_Aim of the exercise_
Within the data below, count every line that includes "Properties" and report the total alone.

_Entries provided_
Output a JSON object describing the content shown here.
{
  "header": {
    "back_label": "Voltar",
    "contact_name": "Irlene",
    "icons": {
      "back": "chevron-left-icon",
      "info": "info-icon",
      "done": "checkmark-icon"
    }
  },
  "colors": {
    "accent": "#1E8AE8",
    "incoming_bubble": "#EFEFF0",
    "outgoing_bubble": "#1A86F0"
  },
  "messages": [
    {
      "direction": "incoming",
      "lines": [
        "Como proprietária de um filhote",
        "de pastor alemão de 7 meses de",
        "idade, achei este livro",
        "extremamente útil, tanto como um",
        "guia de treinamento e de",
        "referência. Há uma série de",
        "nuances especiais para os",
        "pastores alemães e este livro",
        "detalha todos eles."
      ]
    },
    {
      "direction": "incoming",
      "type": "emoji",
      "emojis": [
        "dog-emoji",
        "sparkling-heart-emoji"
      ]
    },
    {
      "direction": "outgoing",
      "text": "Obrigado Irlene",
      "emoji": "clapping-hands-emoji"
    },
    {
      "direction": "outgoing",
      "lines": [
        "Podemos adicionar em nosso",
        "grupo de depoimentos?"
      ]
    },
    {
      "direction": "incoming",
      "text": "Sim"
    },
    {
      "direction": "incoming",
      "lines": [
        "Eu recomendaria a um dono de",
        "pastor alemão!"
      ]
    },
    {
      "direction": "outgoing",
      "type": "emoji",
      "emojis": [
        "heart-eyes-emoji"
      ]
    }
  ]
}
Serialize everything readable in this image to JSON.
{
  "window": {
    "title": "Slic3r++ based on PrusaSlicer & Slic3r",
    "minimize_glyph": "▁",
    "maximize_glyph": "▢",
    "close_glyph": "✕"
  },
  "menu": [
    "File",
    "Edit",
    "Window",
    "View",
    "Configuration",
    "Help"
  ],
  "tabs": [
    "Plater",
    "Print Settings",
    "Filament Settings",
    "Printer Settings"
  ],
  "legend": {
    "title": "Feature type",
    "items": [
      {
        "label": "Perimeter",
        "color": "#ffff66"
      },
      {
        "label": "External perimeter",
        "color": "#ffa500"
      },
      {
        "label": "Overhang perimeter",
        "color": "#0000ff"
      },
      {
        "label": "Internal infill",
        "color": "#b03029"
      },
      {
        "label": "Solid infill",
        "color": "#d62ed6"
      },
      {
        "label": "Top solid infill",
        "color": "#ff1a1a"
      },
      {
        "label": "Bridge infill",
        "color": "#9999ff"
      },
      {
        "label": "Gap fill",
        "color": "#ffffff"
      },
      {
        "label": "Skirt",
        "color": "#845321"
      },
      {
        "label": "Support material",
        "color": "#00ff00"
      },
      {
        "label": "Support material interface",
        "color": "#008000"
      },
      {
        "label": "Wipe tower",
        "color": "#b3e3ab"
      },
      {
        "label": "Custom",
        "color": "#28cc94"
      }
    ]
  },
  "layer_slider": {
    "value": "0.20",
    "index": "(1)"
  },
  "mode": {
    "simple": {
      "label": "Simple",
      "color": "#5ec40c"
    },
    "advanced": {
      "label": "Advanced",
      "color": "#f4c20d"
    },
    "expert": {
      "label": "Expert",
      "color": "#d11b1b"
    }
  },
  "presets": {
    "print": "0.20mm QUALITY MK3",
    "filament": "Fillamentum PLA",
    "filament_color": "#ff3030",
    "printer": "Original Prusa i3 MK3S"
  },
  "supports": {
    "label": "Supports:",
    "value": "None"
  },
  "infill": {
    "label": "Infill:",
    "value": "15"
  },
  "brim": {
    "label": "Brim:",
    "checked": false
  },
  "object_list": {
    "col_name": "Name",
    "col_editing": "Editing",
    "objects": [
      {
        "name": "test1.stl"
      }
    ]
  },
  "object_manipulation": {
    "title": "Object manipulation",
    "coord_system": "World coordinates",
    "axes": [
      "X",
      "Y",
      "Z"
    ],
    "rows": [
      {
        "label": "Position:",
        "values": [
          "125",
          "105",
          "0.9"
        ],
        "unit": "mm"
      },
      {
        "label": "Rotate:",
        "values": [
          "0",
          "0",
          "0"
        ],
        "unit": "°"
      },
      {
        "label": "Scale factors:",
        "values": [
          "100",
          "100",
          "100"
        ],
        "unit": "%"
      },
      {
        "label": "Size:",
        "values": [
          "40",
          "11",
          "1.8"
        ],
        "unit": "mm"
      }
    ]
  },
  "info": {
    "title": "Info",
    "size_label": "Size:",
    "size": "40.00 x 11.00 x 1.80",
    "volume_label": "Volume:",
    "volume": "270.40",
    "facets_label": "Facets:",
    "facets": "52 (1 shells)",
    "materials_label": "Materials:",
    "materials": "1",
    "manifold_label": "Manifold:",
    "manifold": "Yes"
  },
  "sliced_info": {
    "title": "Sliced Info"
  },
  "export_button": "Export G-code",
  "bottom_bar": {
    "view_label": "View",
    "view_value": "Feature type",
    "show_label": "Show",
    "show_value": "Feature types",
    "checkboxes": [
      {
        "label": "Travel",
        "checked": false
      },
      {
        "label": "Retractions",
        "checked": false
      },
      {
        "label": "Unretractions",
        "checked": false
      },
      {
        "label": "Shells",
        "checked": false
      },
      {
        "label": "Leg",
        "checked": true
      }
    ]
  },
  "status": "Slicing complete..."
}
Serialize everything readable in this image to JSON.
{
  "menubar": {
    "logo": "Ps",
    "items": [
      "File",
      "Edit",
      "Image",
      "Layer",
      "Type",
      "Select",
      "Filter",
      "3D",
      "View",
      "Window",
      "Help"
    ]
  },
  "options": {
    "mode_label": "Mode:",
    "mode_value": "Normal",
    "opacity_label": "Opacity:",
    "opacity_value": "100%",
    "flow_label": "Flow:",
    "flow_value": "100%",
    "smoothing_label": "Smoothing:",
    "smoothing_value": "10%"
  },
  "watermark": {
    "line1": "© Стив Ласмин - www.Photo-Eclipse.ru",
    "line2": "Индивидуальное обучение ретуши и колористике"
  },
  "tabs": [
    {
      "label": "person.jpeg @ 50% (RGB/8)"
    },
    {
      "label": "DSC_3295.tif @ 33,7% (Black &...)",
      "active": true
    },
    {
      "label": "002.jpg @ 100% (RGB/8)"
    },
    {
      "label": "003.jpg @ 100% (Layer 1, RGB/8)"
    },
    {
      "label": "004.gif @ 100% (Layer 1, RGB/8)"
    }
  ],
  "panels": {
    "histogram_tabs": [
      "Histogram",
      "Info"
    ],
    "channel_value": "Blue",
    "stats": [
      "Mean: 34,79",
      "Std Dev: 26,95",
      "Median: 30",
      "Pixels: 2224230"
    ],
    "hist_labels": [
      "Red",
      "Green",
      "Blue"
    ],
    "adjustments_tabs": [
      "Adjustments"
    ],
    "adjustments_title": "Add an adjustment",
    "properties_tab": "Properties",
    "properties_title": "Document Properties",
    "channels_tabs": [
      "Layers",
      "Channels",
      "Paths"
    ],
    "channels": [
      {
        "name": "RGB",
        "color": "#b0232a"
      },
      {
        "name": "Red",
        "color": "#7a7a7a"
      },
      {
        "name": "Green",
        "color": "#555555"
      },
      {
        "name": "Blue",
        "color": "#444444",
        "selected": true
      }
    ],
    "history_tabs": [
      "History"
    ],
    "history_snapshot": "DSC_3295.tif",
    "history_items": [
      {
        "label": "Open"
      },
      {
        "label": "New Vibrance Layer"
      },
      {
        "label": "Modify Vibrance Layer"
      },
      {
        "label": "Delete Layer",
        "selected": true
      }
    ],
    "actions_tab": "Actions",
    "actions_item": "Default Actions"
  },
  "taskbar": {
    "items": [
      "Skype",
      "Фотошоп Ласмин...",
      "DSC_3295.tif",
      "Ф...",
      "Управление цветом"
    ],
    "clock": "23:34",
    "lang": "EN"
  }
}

_Result of the task_
2